2. Our distresses are notorious, even though we leave them untold, for now their sound has gone out into all the world. The doctrines of the Fathers are despised; apostolic traditions are set at nought; the devices of innovators are in vogue in the Churches; now men are rather contrivers of cunning systems than theologians; the wisdom of this world wins the highest prizes and has rejected the glory of the cross. Shepherds are banished, and in their places are introduced grievous wolves hurrying the flock of Christ. Houses of prayer have none to assemble in them; desert places are full of lamenting crowds. The elders lament when they compare the present with the past. The younger are yet more to be compassionated, for they do not know of what they have been deprived. All this is enough to stir the pity of men who have learnt the love of Christ; but, compared with the actual state of things, words fall very far short. If then there be any consolation of love, any fellowship of the Spirit, any bowels of mercy, be stirred to help us. Be zealous for true religion, and rescue us from this storm. Ever be spoken among us with boldness that famous dogma of the Fathers, which destroys the ill-famed heresy of Arius, and builds up the Churches in the sound doctrine wherein the Son is confessed to be of one substance with the Father, and the Holy Ghost is ranked and worshipped as of equal honour, to the end that through your prayers and co-operation the Lord may grant to us that same boldness for the truth and glorying in the confession of the divine and saying Trinity which He has given you. But the aforenamed deacon will tell you every thing in detail. We have welcomed your apostolic zeal for orthodoxy and have agreed to all that has been canonically done by your reverences.

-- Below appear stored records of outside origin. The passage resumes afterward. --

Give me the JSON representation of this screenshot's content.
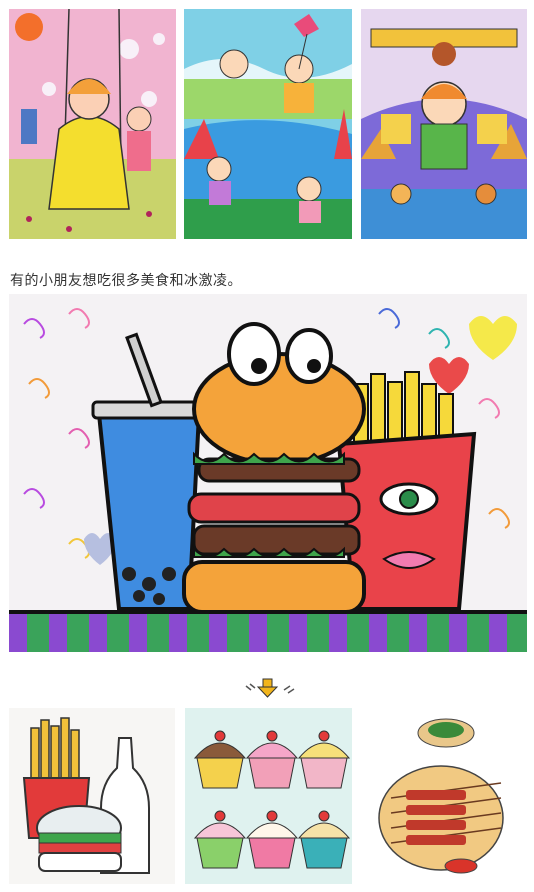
{
  "caption": "有的小朋友想吃很多美食和冰激凌。",
  "colors": {
    "text": "#333333",
    "arrow": "#f2b51c",
    "tick": "#555555"
  },
  "icons": {
    "divider_arrow": "arrow-down-icon"
  }
}
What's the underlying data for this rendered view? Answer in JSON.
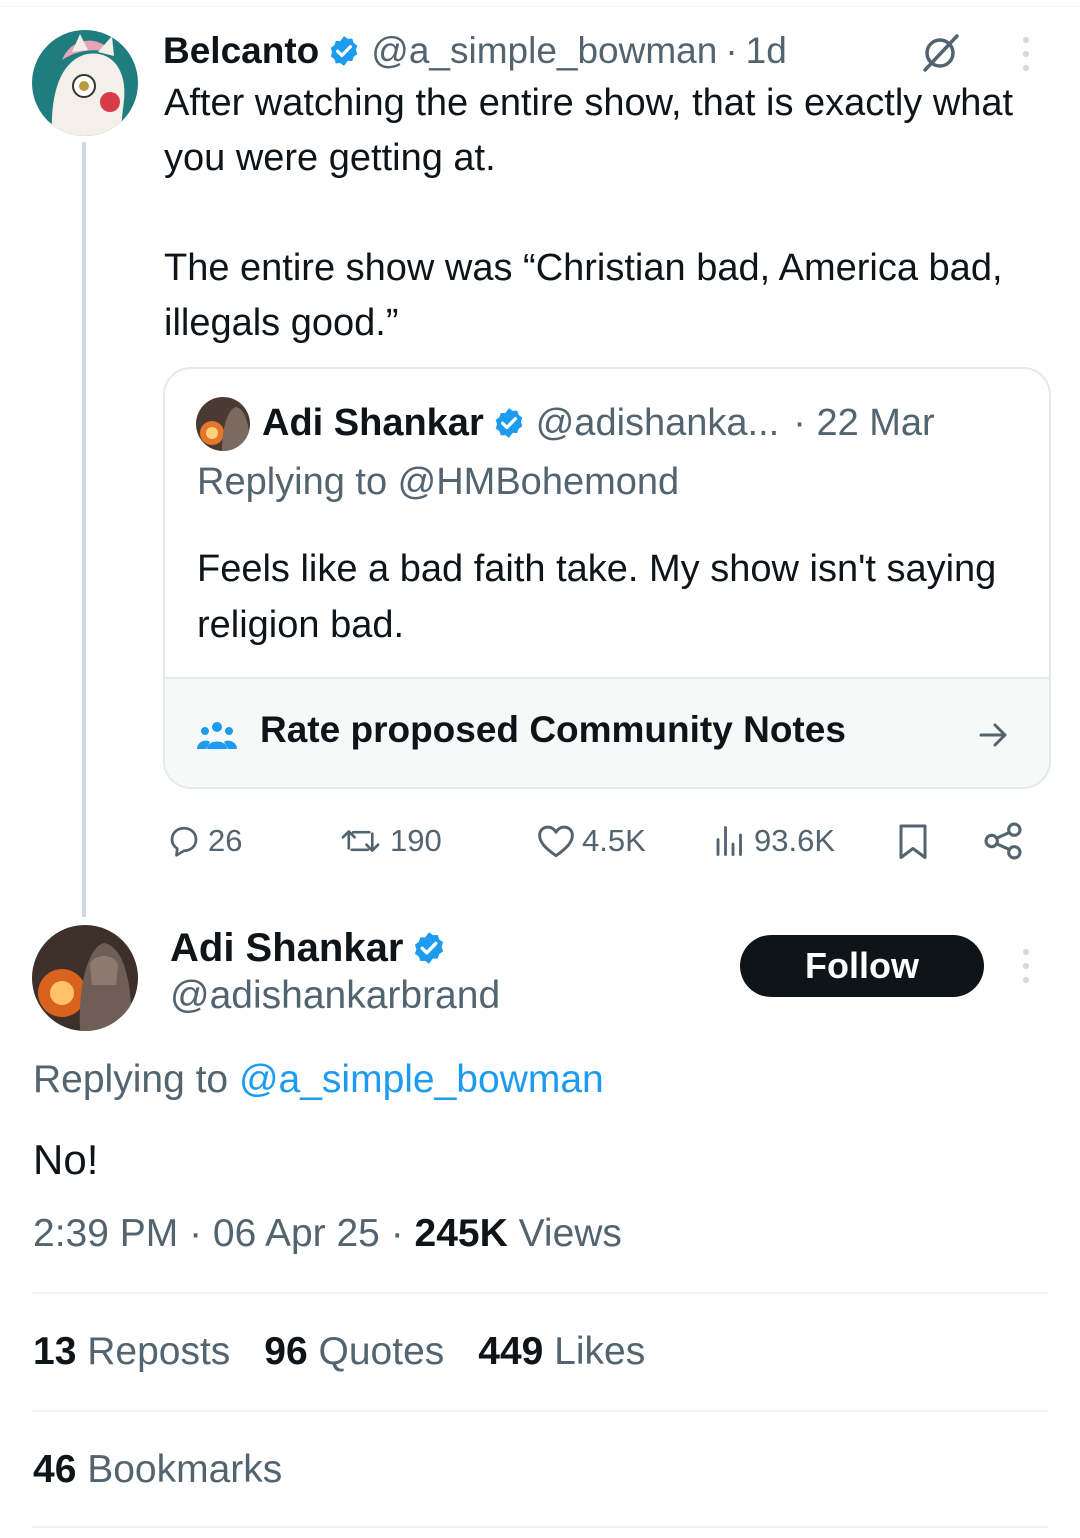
{
  "parent": {
    "name": "Belcanto",
    "handle": "@a_simple_bowman",
    "sep": "·",
    "time": "1d",
    "text": "After watching the entire show, that is exactly what you were getting at.\n\nThe entire show was “Christian bad, America bad, illegals good.”",
    "actions": {
      "replies": "26",
      "reposts": "190",
      "likes": "4.5K",
      "views": "93.6K"
    }
  },
  "quoted": {
    "name": "Adi Shankar",
    "handle": "@adishanka...",
    "date": "· 22 Mar",
    "replying_label": "Replying to @HMBohemond",
    "text": "Feels like a bad faith take. My show isn't saying religion bad.",
    "community_notes": "Rate proposed Community Notes"
  },
  "main": {
    "name": "Adi Shankar",
    "handle": "@adishankarbrand",
    "follow_label": "Follow",
    "replying_prefix": "Replying to ",
    "replying_handle": "@a_simple_bowman",
    "text": "No!",
    "time": "2:39 PM · 06 Apr 25 · ",
    "views_count": "245K",
    "views_label": " Views",
    "stats": {
      "reposts_count": "13",
      "reposts_label": " Reposts",
      "quotes_count": "96",
      "quotes_label": " Quotes",
      "likes_count": "449",
      "likes_label": " Likes",
      "bookmarks_count": "46",
      "bookmarks_label": " Bookmarks"
    }
  },
  "colors": {
    "verified": "#1d9bf0",
    "link": "#1d9bf0",
    "muted": "#536471",
    "text": "#0f1419"
  }
}
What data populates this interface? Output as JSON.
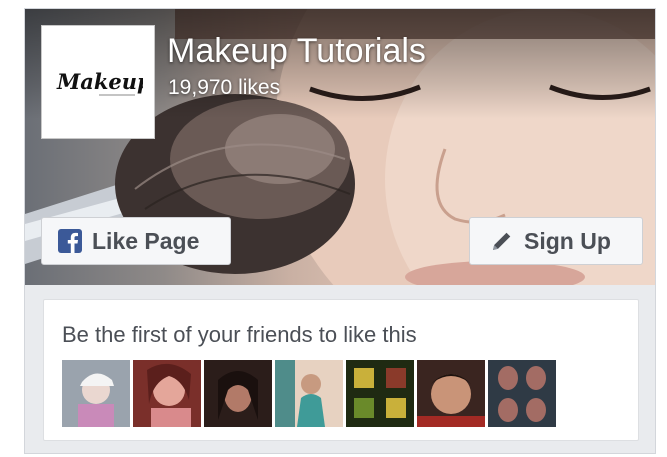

Taken from "The Early Church Fathers and Other Works" originally published by Wm. B. Eerdmans Pub. Co. in English in Edinburgh, Scotland, beginning in 1867. (PNPF II/VIII, Schaff and Wace). The digital version is by The Electronic Bible Society, P.O. Box 701356, Dallas, TX 75370, 214-407-WORD.